CPB REPORT: ECONOMIC GROWTH REMAINS HIGH, ALSO IN 2001
In the projection of CPB Netherlands Bureau for Economic Policy Analysis (CPB), the growth rate of exports of goods excluding energy will double from just over 5% in 1999 to 10% next year.
For the year 2001 GDP growth is forecasted to decelerate to 4% as a consequence of less dynamic exports and private residential investment compared to this year. On the other hand, private non-residential investment and consumption growth remain strong in 2001. The tight labour market forces companies to make the production more capital-intensive and this will lead to extra investment.
For 2000 and 2001 CPB expects employment in terms of labour years to expand by 2.5% and 2.25% respectively. The growth in terms of jobs will come out slightly lower in both years, because part-time workers will probably work longer hours. The increase in employment will translate into a further fall in unemployment from 4% of the labour force in 1999 to 3% in 2001. Overall, the labour market will tighten further.
Consumption and inflation
The forecasted growth of private consumption of 4.25% in 2000 is considerably higher than might be expected based on the development of the real household disposable income. This forecast is completely in line with the development in the past four years, when household consumption expenditure increased by 3.7% on average. This was on average 1.4% higher than the growth of the disposable income.
This can be explained by the substantial capital gains on stocks and houses which Dutch households have enjoyed. The wealth effect is expected to wane this year and next year. Yet, together with the anticipation effect of the VAT increase on 1 January 2001, it is strong enough to project an increase in consumption by 4.25% in 2000. For the year 2001 CPB expects a continuation of the consumption growth rate of 4.25%, thanks to the major tax reform in 2001 (increase in VAT; considerable cut in personal income tax rates; on balance a fall in the tax burden on households). Because of the tax reform, the growth of net household income is forecasted to accelerate from 2.75% this year to 4.5% next year. This means that net household income growth will once again be higher than consumption growth, after four years the other way round.
The rate of inflation is expected to rise to 2.5% this year, mainly as a consequence of the surge in import prices since early last year. Next year CPI is expected to increase by 3.5%, primarily because of the increase in indirect taxes under the tax reform, which raises inflation temporarily.

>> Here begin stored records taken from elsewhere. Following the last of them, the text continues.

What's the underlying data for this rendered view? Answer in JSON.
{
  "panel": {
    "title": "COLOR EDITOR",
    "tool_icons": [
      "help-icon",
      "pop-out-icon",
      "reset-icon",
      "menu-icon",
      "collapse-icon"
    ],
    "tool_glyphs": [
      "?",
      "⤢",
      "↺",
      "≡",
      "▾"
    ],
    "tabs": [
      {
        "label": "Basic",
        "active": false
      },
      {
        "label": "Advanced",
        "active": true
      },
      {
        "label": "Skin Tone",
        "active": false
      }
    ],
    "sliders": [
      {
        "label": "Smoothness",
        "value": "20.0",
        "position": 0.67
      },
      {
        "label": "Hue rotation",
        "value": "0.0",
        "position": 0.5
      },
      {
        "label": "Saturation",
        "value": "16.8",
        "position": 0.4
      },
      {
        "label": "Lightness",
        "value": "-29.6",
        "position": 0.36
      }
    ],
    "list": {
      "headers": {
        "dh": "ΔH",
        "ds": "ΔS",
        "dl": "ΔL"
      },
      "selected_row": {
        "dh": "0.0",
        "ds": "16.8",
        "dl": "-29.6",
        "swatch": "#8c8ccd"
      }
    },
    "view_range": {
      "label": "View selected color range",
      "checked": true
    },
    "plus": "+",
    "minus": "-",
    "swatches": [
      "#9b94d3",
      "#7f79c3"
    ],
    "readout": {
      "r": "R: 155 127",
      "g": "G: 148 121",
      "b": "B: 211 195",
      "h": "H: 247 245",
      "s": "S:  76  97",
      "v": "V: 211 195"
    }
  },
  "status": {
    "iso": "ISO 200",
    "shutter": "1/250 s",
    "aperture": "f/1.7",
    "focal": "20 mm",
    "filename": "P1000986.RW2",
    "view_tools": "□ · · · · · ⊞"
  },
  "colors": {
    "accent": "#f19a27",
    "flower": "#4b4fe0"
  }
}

The condition of the world economy is improving. CPB forecast for the growth in world output for both 2000 and 2001 is almost 4.5%. The world trade surge is expected to result in an average increase in 2000 of 11.5% and 10% in 2001.
GDP growth in Japan is picking up this year after being negative in 1999. The recovery in other Asian countries supports this positive development in Japan.
In reaction to the tightening of monetary policy and the waning of wealth effects related to stock market conditions, GDP growth in the US is expected to slow down from almost 5% in 2000 to 3.25% in 2001.
Economic growth in the euro zone is now expected to accelerate to 3.75% this year and almost 3.5% next year. Activity has greatly benefited from the export boost caused by the strong world demand and the high dollar exchange rate. So far, the euro zone had not yet experienced the same boom in ICT-related investments that has played such an important role in the United States over the past couple of years. Unemployment in the euro zone is declining by 0.75% of the labour force each year, and this trend is expected to continue for some time.
What else in CPB Report 2000/2?
This summarises the current view of CPB Netherlands Bureau for Economic Policy Analysis on the economic outlook for 2000 and 2001, as stated in CPB Report 2000/2. In addition to these forecasts, CPB Report (CPB's quarterly magazine, written in English) highlights completed and current research at the Bureau. This issue contains among other subjects articles on the market for scientific journals; the importance of ICT for growth; fiscal treatment of individual retirement provisions; Kyoto and the timing of abatement activities; and the valuation of risk in public projects.
Scientific journals: solutions for the journal crisis
The ever-rising prices for journals and limited library budgets cause a reduced access to scientific knowledge. CPB Report argues that the current set-up of the market causes this journal crisis. Publishers who obtain copyrights on high-quality papers are able to charge monopoly prices, since papers are not interchangeable. New information and communication technologies present an opportunity for reform of this market set-up. One possible way to tackle the journal crisis is to make copyrights ineffective, and to let authors pay the publishers with money instead of copyrights. A competitive system of scientific publishing and free access to scientific papers would result.
ICT important for Dutch economic growth
Information and communication technology (ICT) has become increasingly important for economic development in the Netherlands since 1995. The ICT sector currently accounts for nearly a quarter of economic growth. The modest acceleration in labour productivity growth at macro level during the second half of the 1990s is also due to the ICT sector. Yet, thus far the Netherlands has not been able to follow the productivity spurt evident in the United States. Especially since outside the ICT sector productivity growth is still limping, despite ICT applications in the production process and the possible positive spill-over effects of ICT.